What impact does Crocker Partners have in Palm Beach County and South Florida? 

In the state of Florida, we are currently the largest office landlord. In Boca Raton, we are the largest office owner. We own thirty percent of all the office space in Boca Raton. We usually buy assets that have something wrong; for example, they are often poorly occupied and haven’t been operated the way that we would at Crocker Partners. We will perform renovations, reposition the assets and find new tenants. Then we either sell or re-capitalize the project to someone who wants to own more stable, secure assets. 

 

What are some of the benefits of practicing commercial real estate in Palm Beach County?

The best part of real estate in Palm Beach County is that people want to be here. Every year, more people move here. Because of our tax policies, Florida is an attractive place for the wealthy, and they tend to gravitate towards certain areas such as Palm Beach County. It’s fantastic because whenever you’re in a place where a lot of people aspire to be, they require office buildings and homes, so in turn there’s demand for new construction. Then the economy expands; people need to have rentals, apartments, storage and stores. It’s a great place to invest because, from one peak of the market cycle to the next, there’s always growth here. 

 

What trends are on the horizon for commercial real estate investment and growth in Palm Beach County?

Office development should be muted in the coming year. The reason is that a good majority of those moving here are wealthier people; they don’t drive a lot of demand in office space as most of them have hedge funds or family offices that do not require a lot of space; plus it costs so much to build new office buildings. You will have some projects, but it’s not going to be like it was in the past when there would be a tremendous number of cranes in the sky. But when it comes to multi-family development, we will continue to see growth. There will be a lot more rentals than we have had in the past.
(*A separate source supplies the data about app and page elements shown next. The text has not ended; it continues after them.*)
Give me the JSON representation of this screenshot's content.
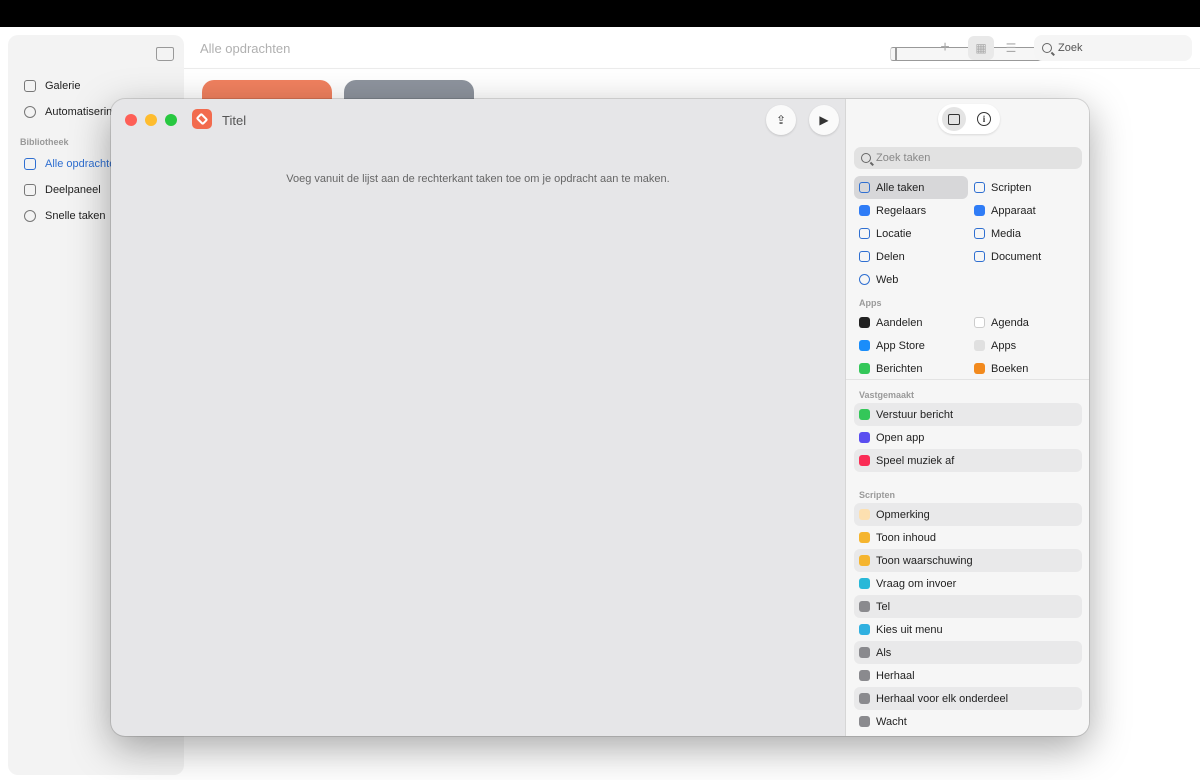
{
  "background": {
    "title": "Alle opdrachten",
    "sidebar": {
      "items": [
        {
          "label": "Galerie",
          "icon": "gallery-icon"
        },
        {
          "label": "Automatisering",
          "icon": "automation-icon"
        }
      ],
      "section_label": "Bibliotheek",
      "library_items": [
        {
          "label": "Alle opdrachten",
          "icon": "shortcuts-icon",
          "active": true
        },
        {
          "label": "Deelpaneel",
          "icon": "share-sheet-icon"
        },
        {
          "label": "Snelle taken",
          "icon": "gear-icon"
        }
      ]
    },
    "toolbar": {
      "add_glyph": "+",
      "grid_glyph": "▦",
      "list_glyph": "☰"
    },
    "search": {
      "placeholder": "Zoek"
    }
  },
  "editor": {
    "title": "Titel",
    "hint": "Voeg vanuit de lijst aan de rechterkant taken toe om je opdracht aan te maken.",
    "share_glyph": "⇪",
    "play_glyph": "▶"
  },
  "panel": {
    "search_placeholder": "Zoek taken",
    "info_glyph": "i",
    "categories": [
      {
        "label": "Alle taken",
        "icon": "list-icon",
        "selected": true
      },
      {
        "label": "Scripten",
        "icon": "scripting-icon"
      },
      {
        "label": "Regelaars",
        "icon": "controls-icon"
      },
      {
        "label": "Apparaat",
        "icon": "device-icon"
      },
      {
        "label": "Locatie",
        "icon": "location-icon"
      },
      {
        "label": "Media",
        "icon": "music-note-icon"
      },
      {
        "label": "Delen",
        "icon": "share-icon"
      },
      {
        "label": "Document",
        "icon": "document-icon"
      },
      {
        "label": "Web",
        "icon": "compass-icon"
      }
    ],
    "apps_label": "Apps",
    "apps": [
      {
        "label": "Aandelen",
        "icon": "stocks-icon"
      },
      {
        "label": "Agenda",
        "icon": "calendar-icon"
      },
      {
        "label": "App Store",
        "icon": "app-store-icon"
      },
      {
        "label": "Apps",
        "icon": "apps-icon"
      },
      {
        "label": "Berichten",
        "icon": "messages-icon"
      },
      {
        "label": "Boeken",
        "icon": "books-icon"
      }
    ],
    "pinned_label": "Vastgemaakt",
    "pinned": [
      {
        "label": "Verstuur bericht",
        "icon": "messages-icon"
      },
      {
        "label": "Open app",
        "icon": "open-app-icon"
      },
      {
        "label": "Speel muziek af",
        "icon": "music-icon"
      }
    ],
    "scripting_label": "Scripten",
    "scripting": [
      {
        "label": "Opmerking",
        "icon": "comment-icon"
      },
      {
        "label": "Toon inhoud",
        "icon": "show-result-icon"
      },
      {
        "label": "Toon waarschuwing",
        "icon": "alert-icon"
      },
      {
        "label": "Vraag om invoer",
        "icon": "ask-input-icon"
      },
      {
        "label": "Tel",
        "icon": "count-icon"
      },
      {
        "label": "Kies uit menu",
        "icon": "menu-icon"
      },
      {
        "label": "Als",
        "icon": "if-icon"
      },
      {
        "label": "Herhaal",
        "icon": "repeat-icon"
      },
      {
        "label": "Herhaal voor elk onderdeel",
        "icon": "repeat-each-icon"
      },
      {
        "label": "Wacht",
        "icon": "wait-icon"
      }
    ]
  }
}
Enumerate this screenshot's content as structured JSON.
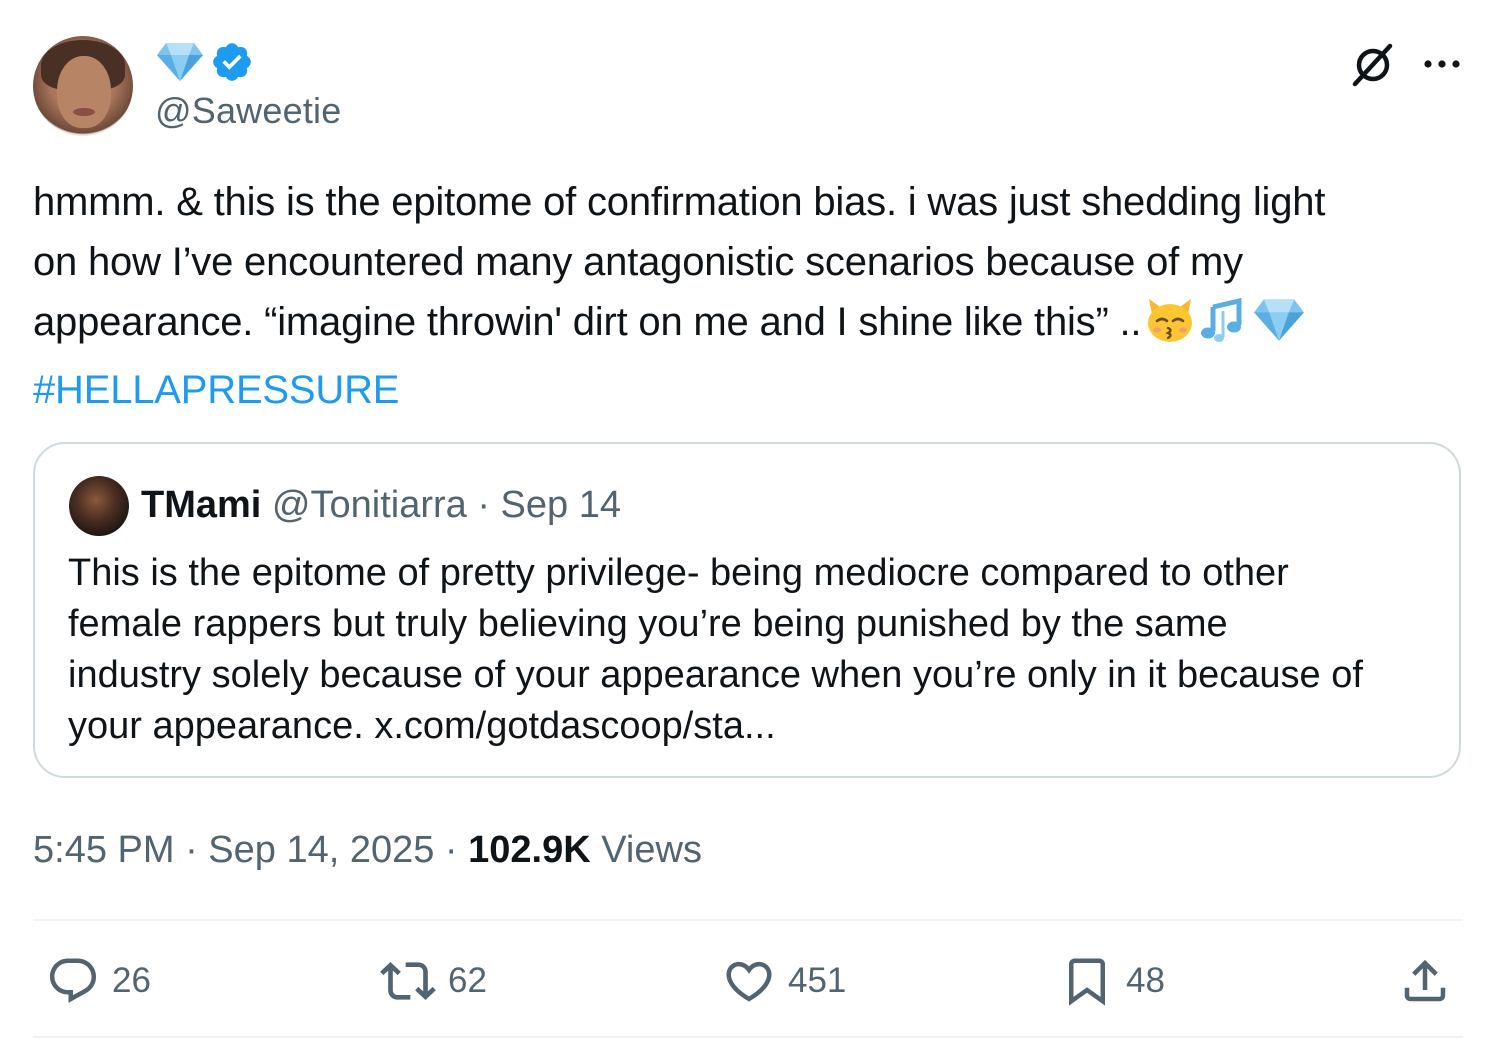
{
  "author": {
    "handle": "@Saweetie",
    "badges": [
      "diamond-icon",
      "verified-icon"
    ]
  },
  "tweet": {
    "lines": [
      "hmmm. & this is the epitome of confirmation bias. i was just shedding light",
      "on how I’ve encountered many antagonistic scenarios because of my",
      "appearance. “imagine throwin' dirt on me and I shine like this” .."
    ],
    "emojis": [
      "kissing-cat-icon",
      "music-notes-icon",
      "gem-icon"
    ],
    "hashtag": "#HELLAPRESSURE"
  },
  "quote": {
    "name": "TMami",
    "meta": "@Tonitiarra · Sep 14",
    "lines": [
      "This is the epitome of pretty privilege- being mediocre compared to other",
      "female rappers but truly believing you’re being punished by the same",
      "industry solely because of your appearance when you’re only in it because of",
      "your appearance. x.com/gotdascoop/sta..."
    ]
  },
  "timestamp": "5:45 PM · Sep 14, 2025 · ",
  "views": {
    "count": "102.9K",
    "label": " Views"
  },
  "actions": {
    "replies": "26",
    "reposts": "62",
    "likes": "451",
    "bookmarks": "48"
  },
  "colors": {
    "accent": "#1d9bf0",
    "text": "#0f1419",
    "muted": "#536471",
    "border": "#cfd9de"
  }
}
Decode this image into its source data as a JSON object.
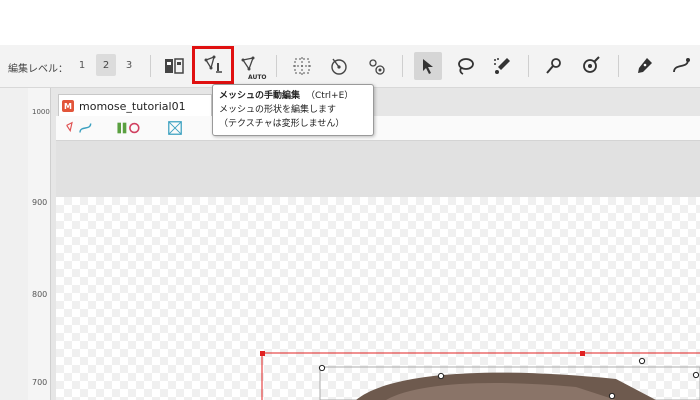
{
  "toolbar": {
    "edit_level_label": "編集レベル：",
    "levels": [
      "1",
      "2",
      "3"
    ],
    "active_level": "2",
    "auto_label": "AUTO",
    "accent_color": "#e01010"
  },
  "tooltip": {
    "title": "メッシュの手動編集",
    "shortcut": "（Ctrl+E）",
    "line1": "メッシュの形状を編集します",
    "line2": "（テクスチャは変形しません）"
  },
  "document": {
    "tab_label": "momose_tutorial01",
    "tab_icon_glyph": "M"
  },
  "ruler": {
    "ticks": [
      "1000",
      "900",
      "800",
      "700"
    ]
  },
  "icons": {
    "toolbar": [
      "deformer-view-icon",
      "mesh-manual-edit-icon",
      "mesh-auto-edit-icon",
      "warp-deformer-icon",
      "rotation-deformer-icon",
      "glue-icon",
      "arrow-select-icon",
      "lasso-select-icon",
      "brush-select-icon",
      "pin-icon",
      "pin-brush-icon",
      "pen-icon",
      "bezier-icon"
    ]
  }
}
The United States by large is turning into more of a rental market than it has been, which doesn’t mean that single family homes are gone; it just means that people are much more comfortable renting.

 

To learn more about our interviewee, visit:

https://crockerpartners.com/